As UNITElive reported last week, the taxpayer-owned bank RBS announced that a major restructuring program was on the horizon but failed to give any details.
But two unnamed sources familiar with the matter revealed to the Financial Times March 3 that up to four out of five jobs in the bank’s investment division might be decimated, amounting to a total of 14,000 job losses.
While RBS refused to comment, the sources also noted that back-office systems would be overhauled to automate them.
The looming job cuts come as the bank has posted seven straight years of profit losses – £3.5bn in this year alone, taking total losses to £50bn since 2008, when the bank received a taxpayer-funded bailout to the tune of billions.
One-off items that were part of this year’s losses included £2.2bn in conduct and litigation charges, with £320m relating to foreign exchange markets rigging and an additional £400m covering compensation for the payment protection insurance scandal.
But it looks as though it is only workers who will be facing the consequences of the disgraceful behaviour of those at the top – banker bonuses at RBS are as healthy as ever, with £421m in bonus payments made this year.
RBS boss Rob McEwan told BBC Radio 4 last week that he cannot guarantee that similar scandals won’t happen again, while also defending this year’s bonus payments, saying the figure was lower than years before.
The news confirms Unite’s fears that the restructuring programme will entail significant job losses.
Commenting when the bank initially announced the programme, Unite national officer for RBS Rob MacGregor expressed deep concern about how the restructuring will “unfairly impact low paid and administration staff within the investment banking division.
“The announcement won’t leave the wealthy traders devastated and worried about how they pay their mortgages,” he said. “It will be the worker in the back office earning £20,000 per year who now faces uncertainty about what the future holds.”

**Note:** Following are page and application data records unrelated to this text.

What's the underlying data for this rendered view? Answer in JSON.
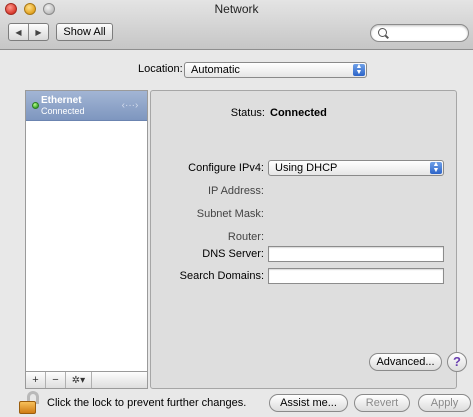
{
  "window": {
    "title": "Network"
  },
  "toolbar": {
    "back_glyph": "◀",
    "forward_glyph": "▶",
    "show_all_label": "Show All",
    "search_value": ""
  },
  "location": {
    "label": "Location:",
    "selected": "Automatic"
  },
  "sidebar": {
    "services": [
      {
        "name": "Ethernet",
        "status": "Connected",
        "status_color": "#3aa52c"
      }
    ],
    "add_glyph": "+",
    "remove_glyph": "−",
    "action_glyph": "✲▾"
  },
  "details": {
    "status_label": "Status:",
    "status_value": "Connected",
    "configure_label": "Configure IPv4:",
    "configure_value": "Using DHCP",
    "ip_label": "IP Address:",
    "mask_label": "Subnet Mask:",
    "router_label": "Router:",
    "dns_label": "DNS Server:",
    "dns_value": "",
    "search_domains_label": "Search Domains:",
    "search_domains_value": "",
    "advanced_label": "Advanced...",
    "help_glyph": "?"
  },
  "footer": {
    "lock_text": "Click the lock to prevent further changes.",
    "assist_label": "Assist me...",
    "revert_label": "Revert",
    "apply_label": "Apply"
  },
  "colors": {
    "selection": "#8aa0c6",
    "help_accent": "#6a3fb0",
    "popup_arrow": "#2d64c8"
  }
}
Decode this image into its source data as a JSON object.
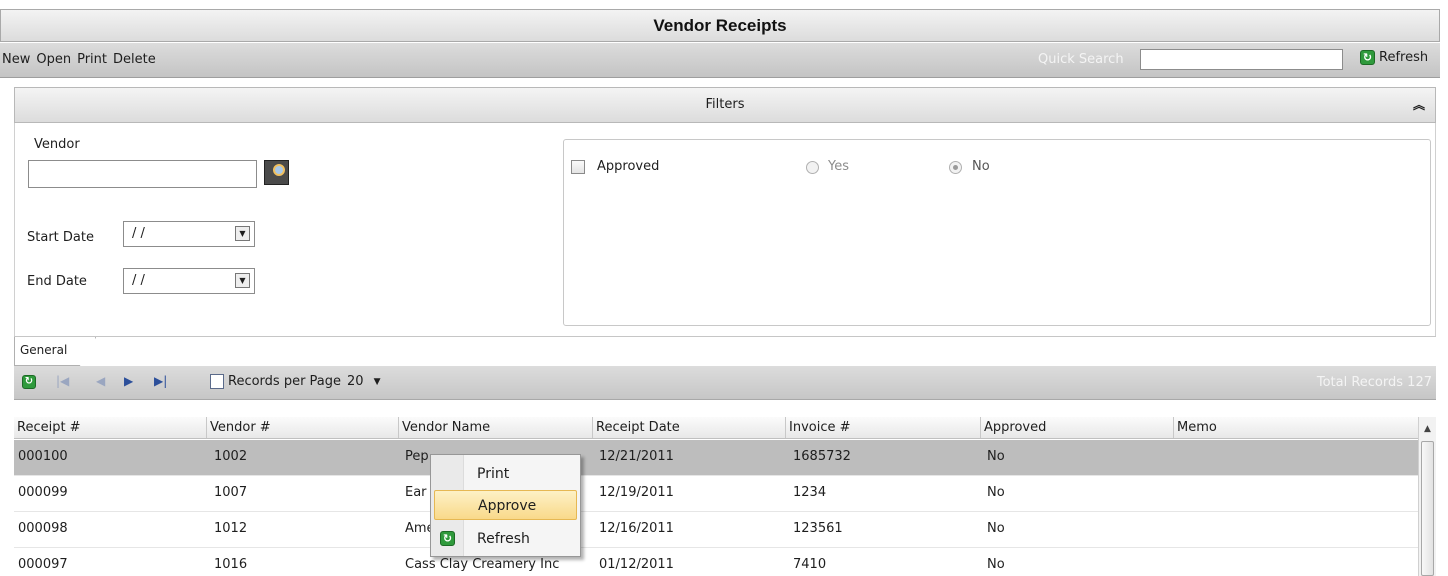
{
  "window": {
    "title": "Vendor Receipts"
  },
  "toolbar": {
    "menu": [
      "New",
      "Open",
      "Print",
      "Delete"
    ],
    "quick_search_label": "Quick Search",
    "quick_search_value": "",
    "refresh_label": "Refresh"
  },
  "filters": {
    "header": "Filters",
    "vendor_label": "Vendor",
    "vendor_value": "",
    "start_date_label": "Start Date",
    "start_date_value": "/ /",
    "end_date_label": "End Date",
    "end_date_value": "/ /",
    "approved_label": "Approved",
    "approved_checked": false,
    "yes_label": "Yes",
    "no_label": "No",
    "selected_option": "No"
  },
  "tabs": {
    "general": "General"
  },
  "pager": {
    "records_per_page_label": "Records per Page",
    "records_per_page_value": "20",
    "total_records_label": "Total Records",
    "total_records_value": "127"
  },
  "grid": {
    "columns": [
      "Receipt #",
      "Vendor #",
      "Vendor Name",
      "Receipt Date",
      "Invoice #",
      "Approved",
      "Memo"
    ],
    "rows": [
      [
        "000100",
        "1002",
        "Pep",
        "12/21/2011",
        "1685732",
        "No",
        ""
      ],
      [
        "000099",
        "1007",
        "Ear",
        "12/19/2011",
        "1234",
        "No",
        ""
      ],
      [
        "000098",
        "1012",
        "Ame",
        "12/16/2011",
        "123561",
        "No",
        ""
      ],
      [
        "000097",
        "1016",
        "Cass Clay Creamery Inc",
        "01/12/2011",
        "7410",
        "No",
        ""
      ]
    ]
  },
  "context_menu": {
    "items": [
      "Print",
      "Approve",
      "Refresh"
    ],
    "highlighted": "Approve"
  }
}
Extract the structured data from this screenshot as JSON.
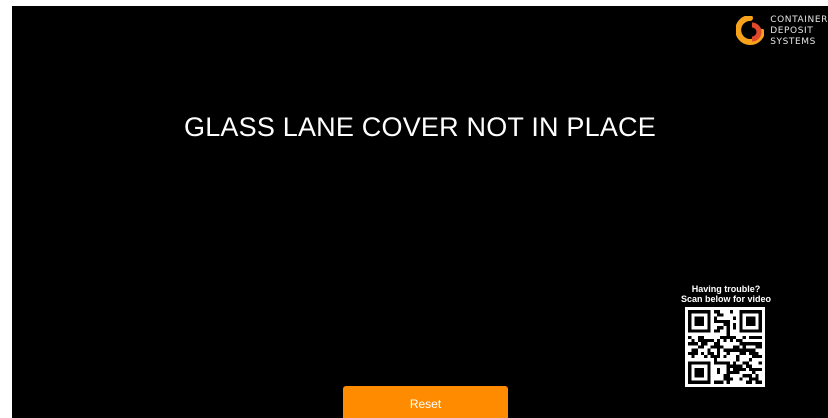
{
  "brand": {
    "lines": [
      "CONTAINER",
      "DEPOSIT",
      "SYSTEMS"
    ],
    "icon": "cds-logo-icon",
    "colors": {
      "ring": "#f7a21b",
      "core": "#e04a2a"
    }
  },
  "message": "GLASS LANE COVER NOT IN PLACE",
  "help": {
    "line1": "Having trouble?",
    "line2": "Scan below for video",
    "qr_icon": "qr-code-icon"
  },
  "reset_button": {
    "label": "Reset",
    "color": "#ff8c00"
  },
  "colors": {
    "background": "#000000",
    "text": "#ffffff"
  }
}
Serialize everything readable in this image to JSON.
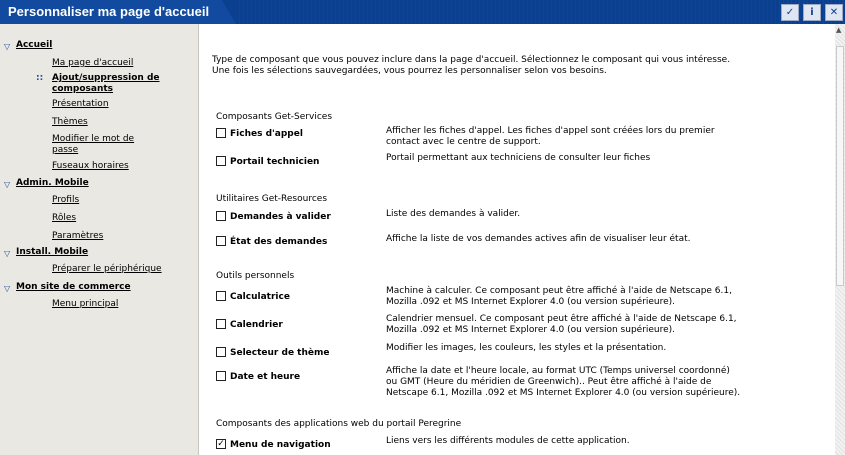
{
  "window": {
    "title": "Personnaliser ma page d'accueil",
    "icons": [
      "check-icon",
      "info-icon",
      "close-icon"
    ]
  },
  "sidebar": {
    "sections": [
      {
        "label": "Accueil",
        "items": [
          "Ma page d'accueil",
          "Ajout/suppression de composants",
          "Présentation",
          "Thèmes",
          "Modifier le mot de passe",
          "Fuseaux horaires"
        ]
      },
      {
        "label": "Admin. Mobile",
        "items": [
          "Profils",
          "Rôles",
          "Paramètres"
        ]
      },
      {
        "label": "Install. Mobile",
        "items": [
          "Préparer le périphérique"
        ]
      },
      {
        "label": "Mon site de commerce",
        "items": [
          "Menu principal"
        ]
      }
    ],
    "active_item": "Ajout/suppression de composants",
    "item_lines": {
      "add_remove_1": "Ajout/suppression de",
      "add_remove_2": "composants",
      "password_1": "Modifier le mot de",
      "password_2": "passe"
    }
  },
  "main": {
    "intro_line1": "Type de composant que vous pouvez inclure dans la page d'accueil. Sélectionnez le composant qui vous intéresse.",
    "intro_line2": "Une fois les sélections sauvegardées, vous pourrez les personnaliser selon vos besoins.",
    "groups": [
      {
        "title": "Composants Get-Services",
        "components": [
          {
            "label": "Fiches d'appel",
            "checked": false,
            "desc_lines": [
              "Afficher les fiches d'appel. Les fiches d'appel sont créées lors du premier",
              "contact avec le centre de support."
            ]
          },
          {
            "label": "Portail technicien",
            "checked": false,
            "desc_lines": [
              "Portail permettant aux techniciens de consulter leur fiches"
            ]
          }
        ]
      },
      {
        "title": "Utilitaires Get-Resources",
        "components": [
          {
            "label": "Demandes à valider",
            "checked": false,
            "desc_lines": [
              "Liste des demandes à valider."
            ]
          },
          {
            "label": "État des demandes",
            "checked": false,
            "desc_lines": [
              "Affiche la liste de vos demandes actives afin de visualiser leur état."
            ]
          }
        ]
      },
      {
        "title": "Outils personnels",
        "components": [
          {
            "label": "Calculatrice",
            "checked": false,
            "desc_lines": [
              "Machine à calculer. Ce composant peut être affiché à l'aide de Netscape 6.1,",
              "Mozilla .092 et MS Internet Explorer 4.0 (ou version supérieure)."
            ]
          },
          {
            "label": "Calendrier",
            "checked": false,
            "desc_lines": [
              "Calendrier mensuel. Ce composant peut être affiché à l'aide de Netscape 6.1,",
              "Mozilla .092 et MS Internet Explorer 4.0 (ou version supérieure)."
            ]
          },
          {
            "label": "Selecteur de thème",
            "checked": false,
            "desc_lines": [
              "Modifier les images, les couleurs, les styles et la présentation."
            ]
          },
          {
            "label": "Date et heure",
            "checked": false,
            "desc_lines": [
              "Affiche la date et l'heure locale, au format UTC (Temps universel coordonné)",
              "ou GMT (Heure du méridien de Greenwich).. Peut être affiché à l'aide de",
              "Netscape 6.1, Mozilla .092 et MS Internet Explorer 4.0 (ou version supérieure)."
            ]
          }
        ]
      },
      {
        "title": "Composants des applications web du portail Peregrine",
        "components": [
          {
            "label": "Menu de navigation",
            "checked": true,
            "desc_lines": [
              "Liens vers les différents modules de cette application."
            ]
          }
        ]
      }
    ],
    "check_mark": "✓"
  },
  "colors": {
    "titlebar": "#0b3f8f",
    "sidebar_bg": "#e9e8e2",
    "link": "#000000"
  }
}
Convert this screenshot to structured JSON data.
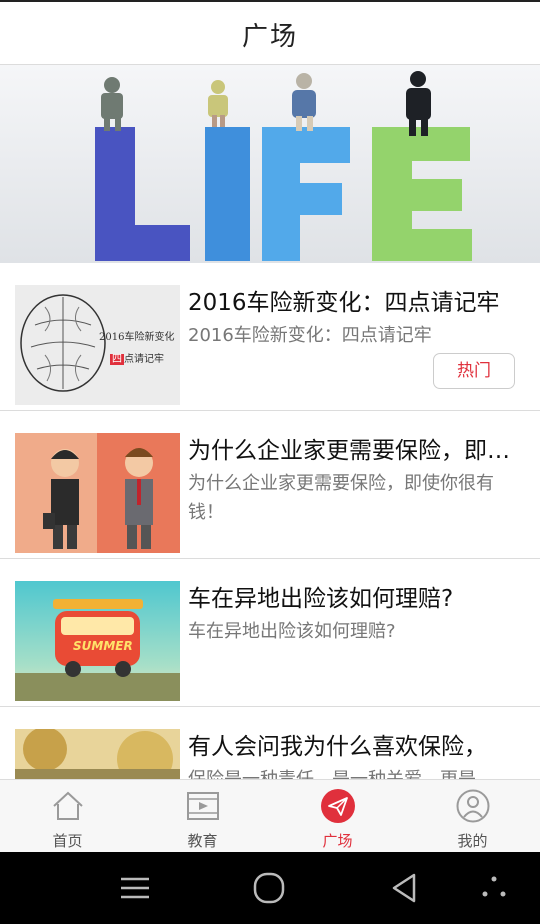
{
  "header": {
    "title": "广场"
  },
  "banner": {
    "word": "LIFE"
  },
  "feed": [
    {
      "title": "2016车险新变化：四点请记牢",
      "desc": "2016车险新变化：四点请记牢",
      "badge": "热门",
      "thumb_text": [
        "2016车险新变化",
        "四",
        "点请记牢"
      ]
    },
    {
      "title": "为什么企业家更需要保险，即使你很有钱！",
      "desc": "为什么企业家更需要保险，即使你很有钱！"
    },
    {
      "title": "车在异地出险该如何理赔?",
      "desc": "车在异地出险该如何理赔?",
      "thumb_text": [
        "SUMMER"
      ]
    },
    {
      "title": "有人会问我为什么喜欢保险，",
      "desc": "保险是一种责任，是一种关爱，更是"
    }
  ],
  "tabs": [
    {
      "label": "首页",
      "icon": "home-icon"
    },
    {
      "label": "教育",
      "icon": "video-icon"
    },
    {
      "label": "广场",
      "icon": "send-icon",
      "active": true
    },
    {
      "label": "我的",
      "icon": "user-icon"
    }
  ],
  "system_nav": [
    "menu-icon",
    "home-circle-icon",
    "back-icon",
    "more-dots-icon"
  ],
  "colors": {
    "accent": "#e0303c",
    "tab_bg": "#f7f7f7",
    "divider": "#dcdcdc"
  }
}
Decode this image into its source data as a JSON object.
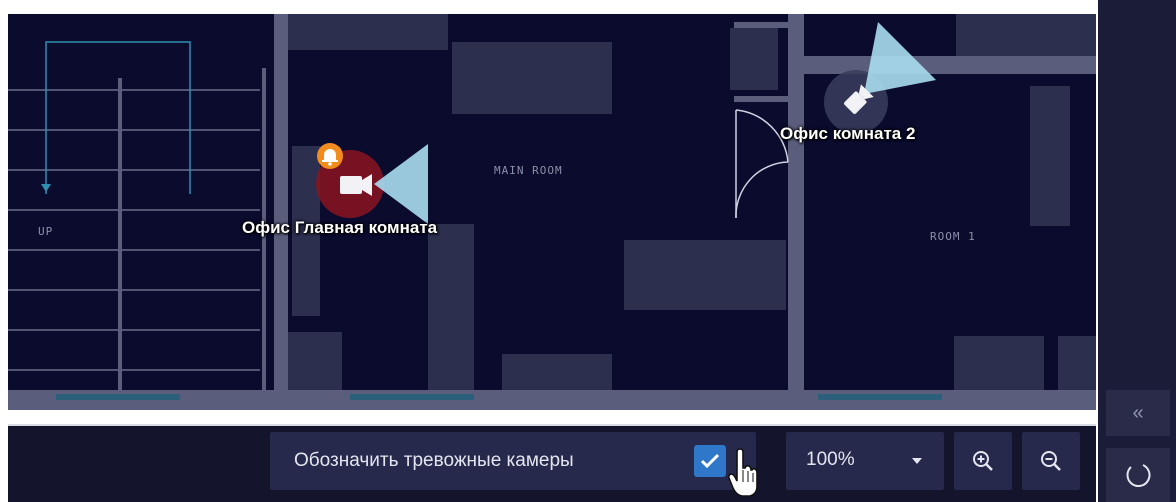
{
  "map": {
    "rooms": {
      "main_room": "MAIN ROOM",
      "room_1": "ROOM 1",
      "stairs": "UP"
    },
    "cameras": [
      {
        "name": "Офис Главная комната",
        "status": "alarm",
        "icon": "camera-icon",
        "badge": "bell-icon",
        "highlight_color": "#8a1420"
      },
      {
        "name": "Офис комната 2",
        "status": "normal",
        "icon": "camera-icon"
      }
    ],
    "colors": {
      "background": "#0b0b2e",
      "walls": "#5a5d7c",
      "furniture": "#2c2f4e",
      "fov": "#a8dbf0",
      "alarm_badge": "#f28c1e"
    }
  },
  "bottom_bar": {
    "alarm_toggle": {
      "label": "Обозначить тревожные камеры",
      "checked": true
    },
    "zoom": {
      "value": "100%"
    },
    "zoom_in": "zoom-in-icon",
    "zoom_out": "zoom-out-icon"
  },
  "side_panel": {
    "collapse_label": "«",
    "refresh": "refresh-icon"
  },
  "accent_color": "#2f77c8"
}
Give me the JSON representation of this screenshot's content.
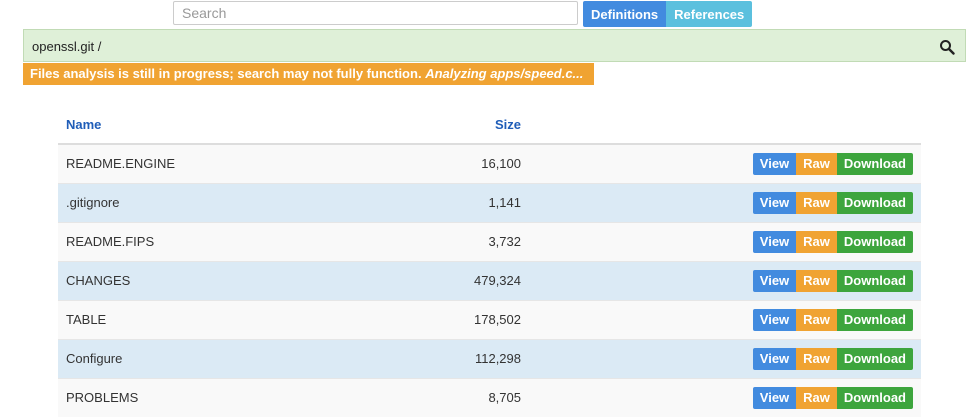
{
  "search": {
    "placeholder": "Search"
  },
  "toolbar": {
    "definitions_label": "Definitions",
    "references_label": "References"
  },
  "breadcrumb": {
    "path": "openssl.git /",
    "icon": "search-icon"
  },
  "warning": {
    "text": "Files analysis is still in progress; search may not fully function.",
    "status": "Analyzing apps/speed.c..."
  },
  "table": {
    "headers": {
      "name": "Name",
      "size": "Size"
    },
    "actions": {
      "view": "View",
      "raw": "Raw",
      "download": "Download"
    },
    "rows": [
      {
        "name": "README.ENGINE",
        "size": "16,100"
      },
      {
        "name": ".gitignore",
        "size": "1,141"
      },
      {
        "name": "README.FIPS",
        "size": "3,732"
      },
      {
        "name": "CHANGES",
        "size": "479,324"
      },
      {
        "name": "TABLE",
        "size": "178,502"
      },
      {
        "name": "Configure",
        "size": "112,298"
      },
      {
        "name": "PROBLEMS",
        "size": "8,705"
      }
    ]
  },
  "colors": {
    "view": "#428bdf",
    "raw": "#f0a332",
    "download": "#3da53d",
    "pathbar_bg": "#dff0d8",
    "warning_bg": "#f0a332",
    "header_text": "#1f5db8"
  }
}
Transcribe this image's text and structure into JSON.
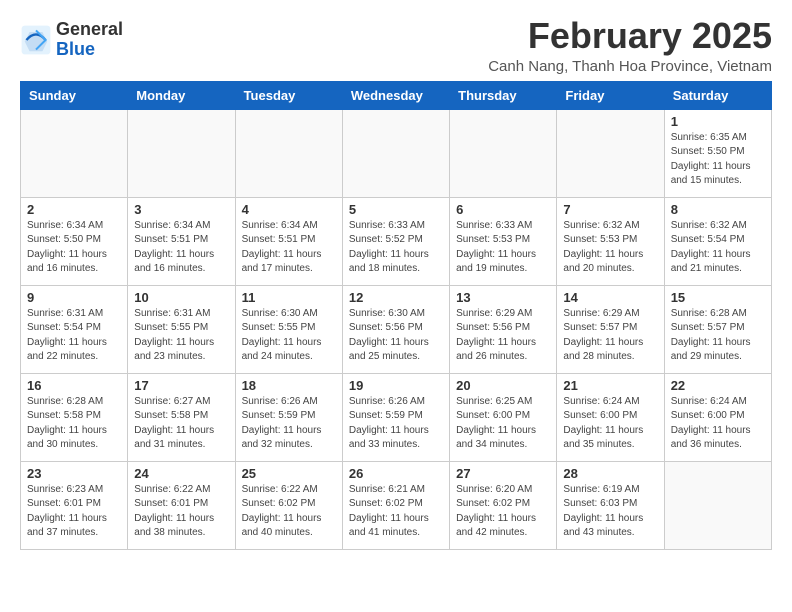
{
  "logo": {
    "general": "General",
    "blue": "Blue"
  },
  "header": {
    "month": "February 2025",
    "location": "Canh Nang, Thanh Hoa Province, Vietnam"
  },
  "weekdays": [
    "Sunday",
    "Monday",
    "Tuesday",
    "Wednesday",
    "Thursday",
    "Friday",
    "Saturday"
  ],
  "weeks": [
    [
      {
        "day": "",
        "sunrise": "",
        "sunset": "",
        "daylight": ""
      },
      {
        "day": "",
        "sunrise": "",
        "sunset": "",
        "daylight": ""
      },
      {
        "day": "",
        "sunrise": "",
        "sunset": "",
        "daylight": ""
      },
      {
        "day": "",
        "sunrise": "",
        "sunset": "",
        "daylight": ""
      },
      {
        "day": "",
        "sunrise": "",
        "sunset": "",
        "daylight": ""
      },
      {
        "day": "",
        "sunrise": "",
        "sunset": "",
        "daylight": ""
      },
      {
        "day": "1",
        "sunrise": "Sunrise: 6:35 AM",
        "sunset": "Sunset: 5:50 PM",
        "daylight": "Daylight: 11 hours and 15 minutes."
      }
    ],
    [
      {
        "day": "2",
        "sunrise": "Sunrise: 6:34 AM",
        "sunset": "Sunset: 5:50 PM",
        "daylight": "Daylight: 11 hours and 16 minutes."
      },
      {
        "day": "3",
        "sunrise": "Sunrise: 6:34 AM",
        "sunset": "Sunset: 5:51 PM",
        "daylight": "Daylight: 11 hours and 16 minutes."
      },
      {
        "day": "4",
        "sunrise": "Sunrise: 6:34 AM",
        "sunset": "Sunset: 5:51 PM",
        "daylight": "Daylight: 11 hours and 17 minutes."
      },
      {
        "day": "5",
        "sunrise": "Sunrise: 6:33 AM",
        "sunset": "Sunset: 5:52 PM",
        "daylight": "Daylight: 11 hours and 18 minutes."
      },
      {
        "day": "6",
        "sunrise": "Sunrise: 6:33 AM",
        "sunset": "Sunset: 5:53 PM",
        "daylight": "Daylight: 11 hours and 19 minutes."
      },
      {
        "day": "7",
        "sunrise": "Sunrise: 6:32 AM",
        "sunset": "Sunset: 5:53 PM",
        "daylight": "Daylight: 11 hours and 20 minutes."
      },
      {
        "day": "8",
        "sunrise": "Sunrise: 6:32 AM",
        "sunset": "Sunset: 5:54 PM",
        "daylight": "Daylight: 11 hours and 21 minutes."
      }
    ],
    [
      {
        "day": "9",
        "sunrise": "Sunrise: 6:31 AM",
        "sunset": "Sunset: 5:54 PM",
        "daylight": "Daylight: 11 hours and 22 minutes."
      },
      {
        "day": "10",
        "sunrise": "Sunrise: 6:31 AM",
        "sunset": "Sunset: 5:55 PM",
        "daylight": "Daylight: 11 hours and 23 minutes."
      },
      {
        "day": "11",
        "sunrise": "Sunrise: 6:30 AM",
        "sunset": "Sunset: 5:55 PM",
        "daylight": "Daylight: 11 hours and 24 minutes."
      },
      {
        "day": "12",
        "sunrise": "Sunrise: 6:30 AM",
        "sunset": "Sunset: 5:56 PM",
        "daylight": "Daylight: 11 hours and 25 minutes."
      },
      {
        "day": "13",
        "sunrise": "Sunrise: 6:29 AM",
        "sunset": "Sunset: 5:56 PM",
        "daylight": "Daylight: 11 hours and 26 minutes."
      },
      {
        "day": "14",
        "sunrise": "Sunrise: 6:29 AM",
        "sunset": "Sunset: 5:57 PM",
        "daylight": "Daylight: 11 hours and 28 minutes."
      },
      {
        "day": "15",
        "sunrise": "Sunrise: 6:28 AM",
        "sunset": "Sunset: 5:57 PM",
        "daylight": "Daylight: 11 hours and 29 minutes."
      }
    ],
    [
      {
        "day": "16",
        "sunrise": "Sunrise: 6:28 AM",
        "sunset": "Sunset: 5:58 PM",
        "daylight": "Daylight: 11 hours and 30 minutes."
      },
      {
        "day": "17",
        "sunrise": "Sunrise: 6:27 AM",
        "sunset": "Sunset: 5:58 PM",
        "daylight": "Daylight: 11 hours and 31 minutes."
      },
      {
        "day": "18",
        "sunrise": "Sunrise: 6:26 AM",
        "sunset": "Sunset: 5:59 PM",
        "daylight": "Daylight: 11 hours and 32 minutes."
      },
      {
        "day": "19",
        "sunrise": "Sunrise: 6:26 AM",
        "sunset": "Sunset: 5:59 PM",
        "daylight": "Daylight: 11 hours and 33 minutes."
      },
      {
        "day": "20",
        "sunrise": "Sunrise: 6:25 AM",
        "sunset": "Sunset: 6:00 PM",
        "daylight": "Daylight: 11 hours and 34 minutes."
      },
      {
        "day": "21",
        "sunrise": "Sunrise: 6:24 AM",
        "sunset": "Sunset: 6:00 PM",
        "daylight": "Daylight: 11 hours and 35 minutes."
      },
      {
        "day": "22",
        "sunrise": "Sunrise: 6:24 AM",
        "sunset": "Sunset: 6:00 PM",
        "daylight": "Daylight: 11 hours and 36 minutes."
      }
    ],
    [
      {
        "day": "23",
        "sunrise": "Sunrise: 6:23 AM",
        "sunset": "Sunset: 6:01 PM",
        "daylight": "Daylight: 11 hours and 37 minutes."
      },
      {
        "day": "24",
        "sunrise": "Sunrise: 6:22 AM",
        "sunset": "Sunset: 6:01 PM",
        "daylight": "Daylight: 11 hours and 38 minutes."
      },
      {
        "day": "25",
        "sunrise": "Sunrise: 6:22 AM",
        "sunset": "Sunset: 6:02 PM",
        "daylight": "Daylight: 11 hours and 40 minutes."
      },
      {
        "day": "26",
        "sunrise": "Sunrise: 6:21 AM",
        "sunset": "Sunset: 6:02 PM",
        "daylight": "Daylight: 11 hours and 41 minutes."
      },
      {
        "day": "27",
        "sunrise": "Sunrise: 6:20 AM",
        "sunset": "Sunset: 6:02 PM",
        "daylight": "Daylight: 11 hours and 42 minutes."
      },
      {
        "day": "28",
        "sunrise": "Sunrise: 6:19 AM",
        "sunset": "Sunset: 6:03 PM",
        "daylight": "Daylight: 11 hours and 43 minutes."
      },
      {
        "day": "",
        "sunrise": "",
        "sunset": "",
        "daylight": ""
      }
    ]
  ]
}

Stay tuned on UNITElive for the latest on RBS job losses as more details are revealed.